This answer to Are astronomers waiting to see something in an image from a gravitational lens that they've already seen in an adjacent image? describes "Deja vu all over again" (SN "Refsdal"); after multiple gravitationally lensed images of a supernova were observed with different path lengths an shifted light curves, one more "echo" was predicted then indeed was later observed.
While that's a rarity, occultations of objects by other objects are regularly predicted, and some of the nearer objects are pretty far, at least in the Kuiper belt. But alas they are not usually very massive.
Gravitational microlensing events are defined by a peak in a light curve rather than a measurable deflection. From How are microlensing events used to constrain the size of innermost stable circular orbits around spinning black holes?:
Example light curve of Gravitational Microlensing event - OGLE-2005-BLG-006 Source
Question: Has a gravitational microlensing event ever been predicted? If so, has it been observed?
Related to stellar occultations by distant objects:
- Where and how to look up the coordinates and magnitude of the star in this occultation prediction?
- What is the farthest reported distance from observer from which a solar system body has occulted a star?
- What discoveries have come from the DASCH project (Digital Access to a Sky Century @ Harvard)
- Could stellar occultations be used to survey Kuiper belt objects?
- this answer to Is it possible to mount a telescope on a plane?

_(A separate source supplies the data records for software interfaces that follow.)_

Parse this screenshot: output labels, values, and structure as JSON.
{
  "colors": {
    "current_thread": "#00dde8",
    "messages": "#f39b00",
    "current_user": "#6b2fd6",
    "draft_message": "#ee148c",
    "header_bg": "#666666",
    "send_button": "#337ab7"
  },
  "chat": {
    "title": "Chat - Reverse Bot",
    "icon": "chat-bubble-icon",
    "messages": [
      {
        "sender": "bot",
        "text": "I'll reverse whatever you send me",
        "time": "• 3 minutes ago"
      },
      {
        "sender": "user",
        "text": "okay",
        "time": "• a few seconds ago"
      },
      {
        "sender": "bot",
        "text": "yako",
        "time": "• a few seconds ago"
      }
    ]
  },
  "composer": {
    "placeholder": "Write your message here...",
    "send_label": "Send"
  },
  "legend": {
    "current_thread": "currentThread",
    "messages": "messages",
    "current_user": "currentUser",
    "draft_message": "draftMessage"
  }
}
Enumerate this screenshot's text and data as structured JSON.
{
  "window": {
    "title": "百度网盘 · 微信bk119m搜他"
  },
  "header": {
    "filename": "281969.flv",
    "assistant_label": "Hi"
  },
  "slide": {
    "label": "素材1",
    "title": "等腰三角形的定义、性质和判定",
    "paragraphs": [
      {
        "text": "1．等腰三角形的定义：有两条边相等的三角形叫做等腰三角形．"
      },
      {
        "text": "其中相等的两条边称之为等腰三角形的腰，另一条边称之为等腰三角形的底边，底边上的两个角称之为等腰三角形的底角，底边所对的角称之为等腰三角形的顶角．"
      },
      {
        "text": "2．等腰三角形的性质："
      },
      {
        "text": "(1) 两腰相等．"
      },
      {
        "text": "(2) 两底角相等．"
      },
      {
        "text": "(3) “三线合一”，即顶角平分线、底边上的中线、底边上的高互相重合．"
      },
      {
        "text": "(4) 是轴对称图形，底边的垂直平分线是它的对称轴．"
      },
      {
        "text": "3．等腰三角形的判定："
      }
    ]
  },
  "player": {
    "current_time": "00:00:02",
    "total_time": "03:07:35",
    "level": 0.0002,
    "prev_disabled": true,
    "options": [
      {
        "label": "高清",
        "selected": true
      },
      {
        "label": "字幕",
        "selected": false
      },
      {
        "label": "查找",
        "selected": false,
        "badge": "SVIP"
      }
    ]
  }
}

Is it beneficial?
- What caused this mysterious stellar occultation on July 10, 2017 from something ~100 km away from 486958 Arrokoth?
- Is 486958 Arrokoth (2014 MU69 aka Ultima Thule) the only solar-system object determined to be binary by occultation?